Dataset rows describing interfaces
————————
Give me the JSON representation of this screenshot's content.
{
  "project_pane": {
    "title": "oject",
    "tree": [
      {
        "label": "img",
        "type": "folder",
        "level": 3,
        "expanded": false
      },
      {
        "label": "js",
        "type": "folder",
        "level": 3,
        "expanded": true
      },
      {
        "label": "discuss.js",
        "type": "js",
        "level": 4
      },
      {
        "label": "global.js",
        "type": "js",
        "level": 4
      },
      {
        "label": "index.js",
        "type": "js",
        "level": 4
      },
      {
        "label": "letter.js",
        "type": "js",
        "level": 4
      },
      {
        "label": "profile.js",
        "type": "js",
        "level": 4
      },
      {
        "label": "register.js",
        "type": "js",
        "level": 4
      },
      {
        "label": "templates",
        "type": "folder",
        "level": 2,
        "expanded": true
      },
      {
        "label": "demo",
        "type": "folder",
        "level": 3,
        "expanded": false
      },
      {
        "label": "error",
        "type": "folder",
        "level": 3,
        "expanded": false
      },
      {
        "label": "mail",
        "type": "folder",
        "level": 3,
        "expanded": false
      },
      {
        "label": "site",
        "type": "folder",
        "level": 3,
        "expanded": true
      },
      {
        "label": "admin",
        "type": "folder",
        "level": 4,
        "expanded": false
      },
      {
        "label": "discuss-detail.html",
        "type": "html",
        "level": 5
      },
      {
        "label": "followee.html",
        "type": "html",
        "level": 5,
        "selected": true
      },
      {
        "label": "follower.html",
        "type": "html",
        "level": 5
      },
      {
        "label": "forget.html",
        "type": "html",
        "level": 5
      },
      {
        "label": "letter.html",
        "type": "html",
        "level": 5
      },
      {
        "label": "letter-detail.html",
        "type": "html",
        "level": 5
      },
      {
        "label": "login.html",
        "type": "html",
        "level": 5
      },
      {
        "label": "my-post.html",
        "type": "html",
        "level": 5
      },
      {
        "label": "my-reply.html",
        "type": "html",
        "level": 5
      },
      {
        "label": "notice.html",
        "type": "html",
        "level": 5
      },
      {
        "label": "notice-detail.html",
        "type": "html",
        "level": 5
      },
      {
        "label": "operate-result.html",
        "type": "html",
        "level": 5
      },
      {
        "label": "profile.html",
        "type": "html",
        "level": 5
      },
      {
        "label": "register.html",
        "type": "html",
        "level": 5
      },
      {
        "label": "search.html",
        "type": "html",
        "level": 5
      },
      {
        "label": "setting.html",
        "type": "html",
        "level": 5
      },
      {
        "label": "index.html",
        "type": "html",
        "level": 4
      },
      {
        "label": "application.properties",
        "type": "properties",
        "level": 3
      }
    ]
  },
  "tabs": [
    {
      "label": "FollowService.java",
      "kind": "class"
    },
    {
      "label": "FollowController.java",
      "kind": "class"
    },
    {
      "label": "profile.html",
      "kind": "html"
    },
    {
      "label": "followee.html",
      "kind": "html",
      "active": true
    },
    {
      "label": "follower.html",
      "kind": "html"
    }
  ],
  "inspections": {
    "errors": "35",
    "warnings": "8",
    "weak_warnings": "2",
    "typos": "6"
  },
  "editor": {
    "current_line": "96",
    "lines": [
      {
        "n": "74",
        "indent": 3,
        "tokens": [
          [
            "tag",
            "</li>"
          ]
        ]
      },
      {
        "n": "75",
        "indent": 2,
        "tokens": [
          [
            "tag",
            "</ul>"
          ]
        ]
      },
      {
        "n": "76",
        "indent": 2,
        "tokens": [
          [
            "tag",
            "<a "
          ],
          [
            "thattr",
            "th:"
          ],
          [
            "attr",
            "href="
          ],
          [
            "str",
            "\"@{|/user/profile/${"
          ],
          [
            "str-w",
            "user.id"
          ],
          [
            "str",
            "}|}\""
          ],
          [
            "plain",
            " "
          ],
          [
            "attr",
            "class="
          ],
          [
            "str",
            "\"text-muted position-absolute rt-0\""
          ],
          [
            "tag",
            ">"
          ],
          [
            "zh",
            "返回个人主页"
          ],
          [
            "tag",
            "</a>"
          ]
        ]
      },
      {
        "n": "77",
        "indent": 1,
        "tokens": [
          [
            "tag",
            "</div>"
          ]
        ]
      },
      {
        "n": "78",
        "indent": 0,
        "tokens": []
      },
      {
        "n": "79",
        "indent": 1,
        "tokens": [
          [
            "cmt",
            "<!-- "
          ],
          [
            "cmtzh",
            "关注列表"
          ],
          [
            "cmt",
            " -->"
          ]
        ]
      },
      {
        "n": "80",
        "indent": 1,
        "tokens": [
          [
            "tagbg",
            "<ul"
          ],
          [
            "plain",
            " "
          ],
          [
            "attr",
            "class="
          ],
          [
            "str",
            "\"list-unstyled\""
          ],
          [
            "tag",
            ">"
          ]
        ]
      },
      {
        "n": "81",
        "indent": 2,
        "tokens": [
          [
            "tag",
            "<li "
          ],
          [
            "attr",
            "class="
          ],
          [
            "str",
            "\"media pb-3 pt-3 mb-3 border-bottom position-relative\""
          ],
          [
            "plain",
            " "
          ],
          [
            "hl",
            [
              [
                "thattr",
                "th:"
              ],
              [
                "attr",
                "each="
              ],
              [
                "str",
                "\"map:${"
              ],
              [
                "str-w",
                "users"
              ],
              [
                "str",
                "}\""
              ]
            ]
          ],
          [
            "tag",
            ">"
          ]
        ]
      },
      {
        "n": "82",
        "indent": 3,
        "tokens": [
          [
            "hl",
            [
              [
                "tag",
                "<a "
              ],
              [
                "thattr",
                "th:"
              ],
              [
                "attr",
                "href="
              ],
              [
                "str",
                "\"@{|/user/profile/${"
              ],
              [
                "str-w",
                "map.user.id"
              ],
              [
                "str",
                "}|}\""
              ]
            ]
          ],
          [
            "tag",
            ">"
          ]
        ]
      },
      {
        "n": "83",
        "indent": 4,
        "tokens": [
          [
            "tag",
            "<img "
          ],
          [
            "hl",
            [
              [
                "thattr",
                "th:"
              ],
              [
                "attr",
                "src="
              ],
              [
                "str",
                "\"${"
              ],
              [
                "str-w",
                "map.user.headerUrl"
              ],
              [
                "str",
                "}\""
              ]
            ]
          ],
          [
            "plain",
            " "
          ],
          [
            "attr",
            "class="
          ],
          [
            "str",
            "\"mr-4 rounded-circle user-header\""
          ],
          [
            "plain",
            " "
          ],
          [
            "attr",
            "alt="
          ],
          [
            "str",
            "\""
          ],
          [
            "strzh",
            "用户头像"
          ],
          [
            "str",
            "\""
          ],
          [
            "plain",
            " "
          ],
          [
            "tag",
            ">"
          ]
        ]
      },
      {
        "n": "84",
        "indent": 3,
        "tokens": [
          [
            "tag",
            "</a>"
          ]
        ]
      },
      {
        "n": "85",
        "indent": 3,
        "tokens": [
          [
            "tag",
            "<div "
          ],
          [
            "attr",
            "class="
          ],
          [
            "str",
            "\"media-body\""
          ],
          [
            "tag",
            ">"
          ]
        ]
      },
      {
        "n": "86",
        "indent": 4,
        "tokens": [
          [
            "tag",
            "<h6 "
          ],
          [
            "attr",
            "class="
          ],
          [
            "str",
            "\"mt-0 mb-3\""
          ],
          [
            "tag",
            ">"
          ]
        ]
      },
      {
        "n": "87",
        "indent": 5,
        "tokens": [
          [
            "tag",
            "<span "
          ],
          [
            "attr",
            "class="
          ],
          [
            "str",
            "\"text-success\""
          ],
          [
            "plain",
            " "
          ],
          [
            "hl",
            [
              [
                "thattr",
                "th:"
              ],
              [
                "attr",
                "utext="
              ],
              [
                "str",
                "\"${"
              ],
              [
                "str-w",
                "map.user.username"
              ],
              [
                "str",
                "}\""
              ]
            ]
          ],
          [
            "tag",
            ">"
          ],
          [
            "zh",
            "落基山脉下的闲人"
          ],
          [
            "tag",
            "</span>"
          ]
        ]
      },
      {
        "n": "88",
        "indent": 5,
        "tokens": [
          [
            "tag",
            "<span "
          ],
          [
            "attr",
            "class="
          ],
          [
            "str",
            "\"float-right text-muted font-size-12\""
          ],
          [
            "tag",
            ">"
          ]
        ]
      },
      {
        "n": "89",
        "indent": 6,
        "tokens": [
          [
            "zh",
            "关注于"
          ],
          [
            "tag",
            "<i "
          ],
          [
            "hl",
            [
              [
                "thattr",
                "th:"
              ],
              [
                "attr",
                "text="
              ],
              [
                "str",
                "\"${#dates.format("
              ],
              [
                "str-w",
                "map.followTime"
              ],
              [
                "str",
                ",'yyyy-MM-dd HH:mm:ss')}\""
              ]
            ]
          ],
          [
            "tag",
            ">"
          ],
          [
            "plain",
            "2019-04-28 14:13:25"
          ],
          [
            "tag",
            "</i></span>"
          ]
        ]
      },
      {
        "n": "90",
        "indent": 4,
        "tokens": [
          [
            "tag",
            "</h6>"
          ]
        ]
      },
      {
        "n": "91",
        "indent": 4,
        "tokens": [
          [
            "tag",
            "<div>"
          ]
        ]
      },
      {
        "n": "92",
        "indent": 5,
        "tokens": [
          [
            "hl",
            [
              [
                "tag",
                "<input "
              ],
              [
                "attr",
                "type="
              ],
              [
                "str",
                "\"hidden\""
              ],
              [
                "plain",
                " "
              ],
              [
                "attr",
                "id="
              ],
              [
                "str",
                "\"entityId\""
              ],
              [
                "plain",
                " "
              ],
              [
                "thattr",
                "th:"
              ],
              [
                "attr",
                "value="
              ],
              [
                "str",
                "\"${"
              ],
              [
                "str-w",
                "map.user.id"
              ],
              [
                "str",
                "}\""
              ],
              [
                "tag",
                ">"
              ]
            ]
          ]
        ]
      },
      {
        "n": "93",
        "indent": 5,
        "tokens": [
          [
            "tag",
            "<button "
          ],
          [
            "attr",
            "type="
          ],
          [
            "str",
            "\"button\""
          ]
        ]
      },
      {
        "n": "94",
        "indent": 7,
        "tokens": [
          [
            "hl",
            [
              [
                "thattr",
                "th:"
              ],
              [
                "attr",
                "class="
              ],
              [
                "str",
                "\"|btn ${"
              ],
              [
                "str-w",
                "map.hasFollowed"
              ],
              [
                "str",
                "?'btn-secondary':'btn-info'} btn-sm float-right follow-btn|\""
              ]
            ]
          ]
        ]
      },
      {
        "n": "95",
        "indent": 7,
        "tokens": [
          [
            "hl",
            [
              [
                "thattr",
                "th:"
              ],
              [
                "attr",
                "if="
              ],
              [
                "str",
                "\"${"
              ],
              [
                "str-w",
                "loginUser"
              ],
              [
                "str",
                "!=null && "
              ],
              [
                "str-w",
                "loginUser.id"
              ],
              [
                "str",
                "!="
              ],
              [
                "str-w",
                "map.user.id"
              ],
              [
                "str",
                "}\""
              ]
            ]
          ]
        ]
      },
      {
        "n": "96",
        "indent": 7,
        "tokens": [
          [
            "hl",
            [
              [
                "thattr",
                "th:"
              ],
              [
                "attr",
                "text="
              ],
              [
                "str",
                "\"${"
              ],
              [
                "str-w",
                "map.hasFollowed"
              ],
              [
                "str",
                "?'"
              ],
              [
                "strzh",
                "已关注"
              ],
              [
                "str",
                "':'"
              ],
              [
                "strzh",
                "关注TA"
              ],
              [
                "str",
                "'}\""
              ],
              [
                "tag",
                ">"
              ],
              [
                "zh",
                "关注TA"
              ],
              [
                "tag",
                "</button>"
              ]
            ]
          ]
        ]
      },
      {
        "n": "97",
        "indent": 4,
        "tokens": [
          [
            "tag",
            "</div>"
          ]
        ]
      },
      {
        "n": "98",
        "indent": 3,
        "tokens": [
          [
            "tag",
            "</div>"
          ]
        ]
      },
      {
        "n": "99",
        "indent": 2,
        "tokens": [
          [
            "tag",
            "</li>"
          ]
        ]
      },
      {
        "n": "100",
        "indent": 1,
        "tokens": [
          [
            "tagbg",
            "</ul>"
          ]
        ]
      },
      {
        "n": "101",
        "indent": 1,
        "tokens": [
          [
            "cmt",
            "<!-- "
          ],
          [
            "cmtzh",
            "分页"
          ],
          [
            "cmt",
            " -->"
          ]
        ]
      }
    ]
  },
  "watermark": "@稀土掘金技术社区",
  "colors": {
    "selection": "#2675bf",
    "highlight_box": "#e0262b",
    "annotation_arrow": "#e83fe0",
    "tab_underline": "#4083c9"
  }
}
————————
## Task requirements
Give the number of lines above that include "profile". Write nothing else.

## Answer for this exercise
5